This page describes all essential information regarding long-term and short-term capital gain taxation. Capital gains are taxed at specific rates and exemptions are specified on them. The exemptions are prescribed under the Section 54, 54D, 54EC, 54F, 54G, 54GB etc. of Income Tax Act.
Any profit or gain earned by selling / transfer of “Capital Asset” is called capital gain and it is taxable in the year when the asset transfer completes. But no capital gain is applicable on a gifted or inherited property as these are specifically excluded from tax liability as defined in the Income Tax Act. If the inherited property gets sold by the heir than capital gain will be applicable on it.
Land or building or house property or goodwill of business or patents or trademarks or leasehold rights or drawings or paintings or jewellery are examples of capital assets. Also, rights in or in relation to an Indian Company and management rights, control rights are also counted as capital assets.
Things that are not considered as capital assets:
Agricultural land in rural areas of India:
Any area with a population of 10,000 or more that fall outside of a municipality or cantonment board jurisdiction is specified as a rural area from AY 2014-15. The rural areas must not fall within the distance specified below:
|2 kms from the local limit of municipality or cantonment board||If the population of the municipality/cantonment board is more than 10,000 but not less than 1 lakh|
|6 kms from the local limit of municipality or cantonment board||If the population of the municipality/cantonment board is more than 1 lakh but less than 10 lakhs|
|8 kms from the local limit of municipality or cantonment board||If the population of the municipality/cantonment board is more than 10 lakhs|
Long-term capital asset: a capital asset held for more than 36 months or 3 years.
Short-term capital asset: a capital asset held for 36 months or less.
Finding the specific holding period for capital assets are important as it determines the tax calculation for them. Some assets held for 12 months or less is considered as a short-term capital asset if the transfer date is on or after 10th July 2014 regardless of the purchase date.
Assets that are acquired by gift or will or succession or inheritance is determined short-term or long-term by counting the period held by the previous owner. In the case of Bonus Shares or Rights Shares, the period of holding is counted from the allotment date.

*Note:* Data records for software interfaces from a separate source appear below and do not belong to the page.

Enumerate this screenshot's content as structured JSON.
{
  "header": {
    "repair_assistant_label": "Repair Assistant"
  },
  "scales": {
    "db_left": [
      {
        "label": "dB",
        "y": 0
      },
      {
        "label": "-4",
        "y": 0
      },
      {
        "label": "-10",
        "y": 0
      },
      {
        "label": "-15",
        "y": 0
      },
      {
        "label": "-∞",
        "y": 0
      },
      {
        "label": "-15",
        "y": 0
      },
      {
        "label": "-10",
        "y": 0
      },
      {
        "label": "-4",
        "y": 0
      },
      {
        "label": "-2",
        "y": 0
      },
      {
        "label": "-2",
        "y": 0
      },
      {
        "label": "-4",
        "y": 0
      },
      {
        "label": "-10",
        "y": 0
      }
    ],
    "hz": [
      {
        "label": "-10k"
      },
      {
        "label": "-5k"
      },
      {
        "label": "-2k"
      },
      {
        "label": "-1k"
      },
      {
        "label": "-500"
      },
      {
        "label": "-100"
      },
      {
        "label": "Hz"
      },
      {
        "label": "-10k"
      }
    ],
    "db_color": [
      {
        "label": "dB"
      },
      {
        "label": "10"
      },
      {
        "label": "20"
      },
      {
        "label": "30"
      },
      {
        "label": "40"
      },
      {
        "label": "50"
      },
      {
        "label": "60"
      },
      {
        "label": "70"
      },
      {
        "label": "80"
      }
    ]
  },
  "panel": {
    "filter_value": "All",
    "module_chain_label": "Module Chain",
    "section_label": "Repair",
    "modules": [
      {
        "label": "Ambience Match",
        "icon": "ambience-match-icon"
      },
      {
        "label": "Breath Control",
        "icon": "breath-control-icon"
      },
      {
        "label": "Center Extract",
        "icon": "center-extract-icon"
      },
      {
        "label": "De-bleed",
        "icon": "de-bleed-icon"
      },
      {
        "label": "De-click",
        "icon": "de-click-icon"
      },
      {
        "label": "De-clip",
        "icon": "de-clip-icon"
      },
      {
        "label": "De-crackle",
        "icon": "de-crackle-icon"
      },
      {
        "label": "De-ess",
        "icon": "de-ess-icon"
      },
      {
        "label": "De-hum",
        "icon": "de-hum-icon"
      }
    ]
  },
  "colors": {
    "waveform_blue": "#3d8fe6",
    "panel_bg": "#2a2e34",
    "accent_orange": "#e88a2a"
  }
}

Tax on equity and debt mutual funds:
Capital gains earned from debt funds and equity funds are treated differently in terms of income tax liability.
|Effective from 11th July 2014||Effective from on or before 10th July 2014|
|Short Term Gains||Long Term Gains||Short Term Gains||Long Term Gains|
|Debt Funds||Tax slab applicable to the taxpayers||At a rate of 20% with Indexation||Tax slab applicable to the taxpayers||10% without indexation or 20% with indexation, whichever is lower.|
Change in tax rules for debt mutual funds:
Debt funds held for more than 36 months are considered as a long-term capital asset and this means the investors must keep on investing into these funds for continuous three years. If the funds are redeemed or converted within three years than the capital gains will be added to taxpayer’s income tax liabilities and will be taxed as per their tax slab.
If consideration has been received or to be received in exchange by the seller after transferring the asset, then it will be considered as capital gain. However, the capital gain is anyways taxed liable even if no consideration has been received.
Any expenses made after 1st April 1981 to improve the capital asset is considered as a cost of the improvement.
The value of the asset given by the seller for acquisition.
In the case of house property sale:
In the case of shares sale:
In the case of jewelry sale:
These deductions are not allowed to considered to be calculated under any other head of income tax return except capital gains. These deductions can be claimed only once.
Calculating the indexed cost of acquisition:
The cost of acquisition / Cost inflation index (CII) for the year in which the asset was first held by the seller or 1981-82, whichever is later X cost inflation index for the year in which the asset is transferred.
Calculating the indexed cost of improvement:
The cost of improvement / CII for the year in which the improvement took place X cost inflation index for the year in which the asset is transferred.